Brent crude futures, the global benchmark for oil prices, were at $47.88 per barrel, down 50 cents or 1% from their last close.

Brent traded volumes on Thursday reached an all-time high of almost 542,000 contracts suggesting hedge funds had accelerated cuts in their long positions.

Advisors were among those liquidating their contracts in the day, traders said.

While not on the official agenda at the bi-annual Asia Oil and Gas Conference in Kuala Lumpur from Sunday to Tuesday, the attendance of top oil executives and policy makers including Saudi Arabian energy minister Khalid Al-Falih, ensures the production cut will be a major talking point.

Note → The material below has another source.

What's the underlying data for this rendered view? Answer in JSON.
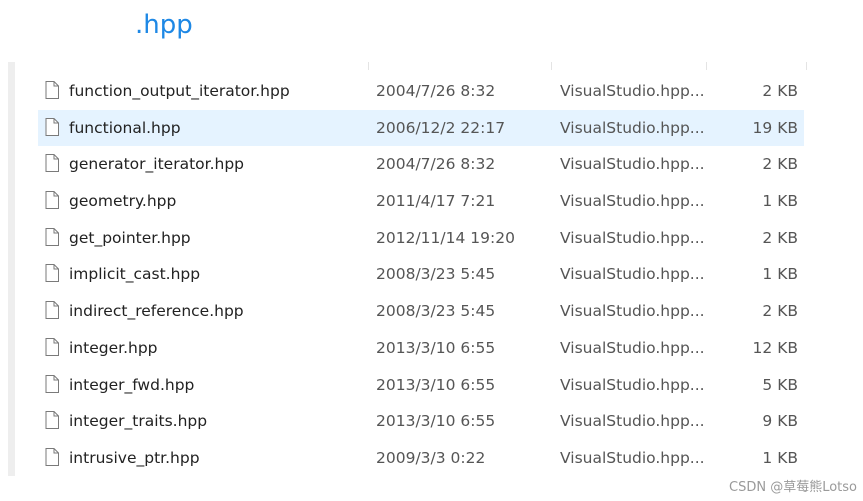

Copper and nickel also weakened, as did iron ore futures, while the spot price (an important consideration in the Australian market) dropped 5.1% to $65.20 a dry tonne, according to Metal Bulletin Ltd.

Dean Rogers, senior technical analyst at Kase & Co, said charts showed the next potential stalling points were US$44.20 for WTI and US$47.20 for Brent. This level is close to the output of Russian Federation and Saudi Arabia. "We continue waiting for this slow-motion, nearly glacial rebalancing of crude".

Oil prices fell by more than 4 per cent to their lowest level since November, wiping out most of the gains achieved after Opec announced its first production cut for eight years. Signs mounted that OPEC's production cuts are failing to clear a surplus of crude. One commentator summarized the situation, saying "There's disappointment that the production cuts we've seen from OPEC and others has not had any impact at this stage on global inventory level ... there is a possibility that oil could be headed to the low $40s range from here".

But many in the market believe steeper cuts are needed to reduce the glut significantly.

FINSUM: If we were OPEC we would not agree to extend our cuts, because it is only a boon to U.S. shale.

  • Wendy Palmer